April 16, 2014
Pieces of eight
The sluggish start to newly permitted dollar purchases for private savers might be due to rather more than technical teething troubles for the new system. For a start, the new mechanism has enough built-in filters to reduce the opening to the merest chink — ceilings of US$2,000 a month and 20 percent of a salary whose floor of 7,200 pesos excludes a large majority of tax-payers (will this figure of 7,200 now become a prime target for collective wage bargaining negotiations when they start, just as the income tax floor was the obsession in last year’s pay talks?). But the simple factor of prior authorization by the AFIP tax bureau might well be a bigger hurdle than any of these filters (or the 20 percent surcharge slapped on those who want their dollars in cash rather than in fixed-term deposits for a year). While true blue is the latest colour choice for the parallel greenback, we should never forget that this is an illegal market at the end of the day and not too much of its money would thus be eligible for the new system — nor should we forget that this market usually has an extremely tiny volume out of all proportion to its huge and perhaps overrated economic impact (sometimes hardly larger than the trickle legally exchanged on Monday).
This reduced volume also conspires against large enough sums of this legally acquired currency rushing into the “blue” market and sharply reducing a value still stubbornly 50 percent ahead of the official exchange rate, despite last week’s major devaluation — the accusation of UNEN Senator Fernando “Pino” Solanas that the government has just facilitated a new speculative killing for those buying dollars at the official exchange rate of eight pesos (or 9.60 with the surcharge) and then selling them for 12-13 pesos on the “blue” market might be mathematically plausible but the quantities are too insignificant.

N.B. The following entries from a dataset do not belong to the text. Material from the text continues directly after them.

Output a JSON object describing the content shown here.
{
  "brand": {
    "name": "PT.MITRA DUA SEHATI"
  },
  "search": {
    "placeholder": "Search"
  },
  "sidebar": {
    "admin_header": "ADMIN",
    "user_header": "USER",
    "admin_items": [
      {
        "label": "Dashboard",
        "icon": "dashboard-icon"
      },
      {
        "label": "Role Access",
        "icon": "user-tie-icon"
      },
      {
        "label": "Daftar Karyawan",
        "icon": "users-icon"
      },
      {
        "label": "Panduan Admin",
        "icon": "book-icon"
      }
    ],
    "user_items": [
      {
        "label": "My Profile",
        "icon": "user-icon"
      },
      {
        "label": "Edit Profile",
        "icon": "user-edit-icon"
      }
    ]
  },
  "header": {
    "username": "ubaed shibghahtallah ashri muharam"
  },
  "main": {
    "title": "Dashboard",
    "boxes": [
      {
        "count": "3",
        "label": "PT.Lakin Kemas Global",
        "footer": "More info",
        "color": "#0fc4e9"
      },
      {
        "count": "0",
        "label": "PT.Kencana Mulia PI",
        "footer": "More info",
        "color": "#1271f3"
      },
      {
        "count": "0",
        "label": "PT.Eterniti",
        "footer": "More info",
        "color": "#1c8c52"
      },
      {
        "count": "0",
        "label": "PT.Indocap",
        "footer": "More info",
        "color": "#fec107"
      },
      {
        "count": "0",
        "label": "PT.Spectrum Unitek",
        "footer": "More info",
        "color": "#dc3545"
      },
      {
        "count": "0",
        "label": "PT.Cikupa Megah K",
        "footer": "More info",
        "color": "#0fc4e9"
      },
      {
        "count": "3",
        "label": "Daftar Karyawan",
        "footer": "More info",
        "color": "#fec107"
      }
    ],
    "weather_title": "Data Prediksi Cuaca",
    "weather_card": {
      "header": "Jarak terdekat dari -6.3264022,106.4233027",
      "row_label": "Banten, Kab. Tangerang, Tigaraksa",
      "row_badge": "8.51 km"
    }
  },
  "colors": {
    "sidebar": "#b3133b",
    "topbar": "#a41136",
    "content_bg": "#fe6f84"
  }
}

Even if the volume of interest yesterday was 500 times higher than Monday’s trading, the former sum was still only half the Central Bank reserves sacrificed daily in the last few days to tame the “blue” dollar.

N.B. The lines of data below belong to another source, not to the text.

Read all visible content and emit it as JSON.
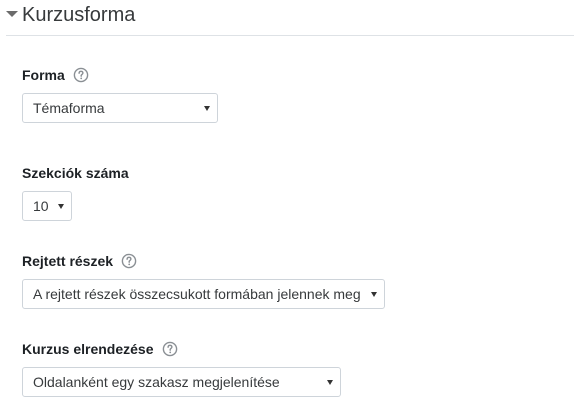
{
  "section": {
    "title": "Kurzusforma"
  },
  "fields": {
    "format": {
      "label": "Forma",
      "value": "Témaforma"
    },
    "sections_count": {
      "label": "Szekciók száma",
      "value": "10"
    },
    "hidden_sections": {
      "label": "Rejtett részek",
      "value": "A rejtett részek összecsukott formában jelennek meg"
    },
    "course_layout": {
      "label": "Kurzus elrendezése",
      "value": "Oldalanként egy szakasz megjelenítése"
    }
  },
  "icons": {
    "collapse": "chevron-down-icon",
    "help": "question-circle-icon"
  },
  "colors": {
    "help_icon": "#8a8f94",
    "divider": "#dee2e6",
    "select_border": "#ced4da"
  }
}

If the importance of money markets in general and the “blue” in particular is thus relative, what is the decisive factor? This new monetary scenario is all about credibility, which in turn hinges on inflation — if that cannot be tamed, exporters will continue to hold back awaiting future depreciation, importers will continue pressing for dollars and the reserves will keep on falling. In days to come, the price front should thus be far more crucial than the exchange markets, whether legal or illegal.